Count the lines below that include the word "icon", then give that number and no other words.

*** Records for processing Section Begins ***

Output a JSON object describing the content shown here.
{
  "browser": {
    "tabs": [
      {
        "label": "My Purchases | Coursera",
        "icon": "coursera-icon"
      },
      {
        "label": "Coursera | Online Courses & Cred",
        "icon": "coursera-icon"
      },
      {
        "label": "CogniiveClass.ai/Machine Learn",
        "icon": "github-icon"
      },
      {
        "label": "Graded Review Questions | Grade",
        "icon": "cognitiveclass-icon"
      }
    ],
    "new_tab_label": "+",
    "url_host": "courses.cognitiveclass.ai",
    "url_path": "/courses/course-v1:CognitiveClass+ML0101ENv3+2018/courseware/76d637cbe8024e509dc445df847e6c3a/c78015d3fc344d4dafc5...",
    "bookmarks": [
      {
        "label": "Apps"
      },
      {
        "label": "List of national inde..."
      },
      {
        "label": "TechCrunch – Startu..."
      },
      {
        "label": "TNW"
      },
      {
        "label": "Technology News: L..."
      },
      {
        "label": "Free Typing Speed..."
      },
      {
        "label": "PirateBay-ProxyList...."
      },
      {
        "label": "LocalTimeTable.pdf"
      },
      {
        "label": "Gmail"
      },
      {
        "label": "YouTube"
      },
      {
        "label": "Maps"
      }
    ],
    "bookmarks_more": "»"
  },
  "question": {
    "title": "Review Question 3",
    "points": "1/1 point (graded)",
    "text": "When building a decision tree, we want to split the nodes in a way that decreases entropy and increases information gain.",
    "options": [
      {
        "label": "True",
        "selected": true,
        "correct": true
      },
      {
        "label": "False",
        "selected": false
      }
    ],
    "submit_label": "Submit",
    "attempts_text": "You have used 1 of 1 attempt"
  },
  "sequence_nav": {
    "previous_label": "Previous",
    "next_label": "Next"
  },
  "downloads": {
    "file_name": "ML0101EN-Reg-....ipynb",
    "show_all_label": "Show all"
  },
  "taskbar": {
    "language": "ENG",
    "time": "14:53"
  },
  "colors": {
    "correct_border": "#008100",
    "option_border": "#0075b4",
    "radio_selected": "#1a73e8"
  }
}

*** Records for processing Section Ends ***

Task solution => 4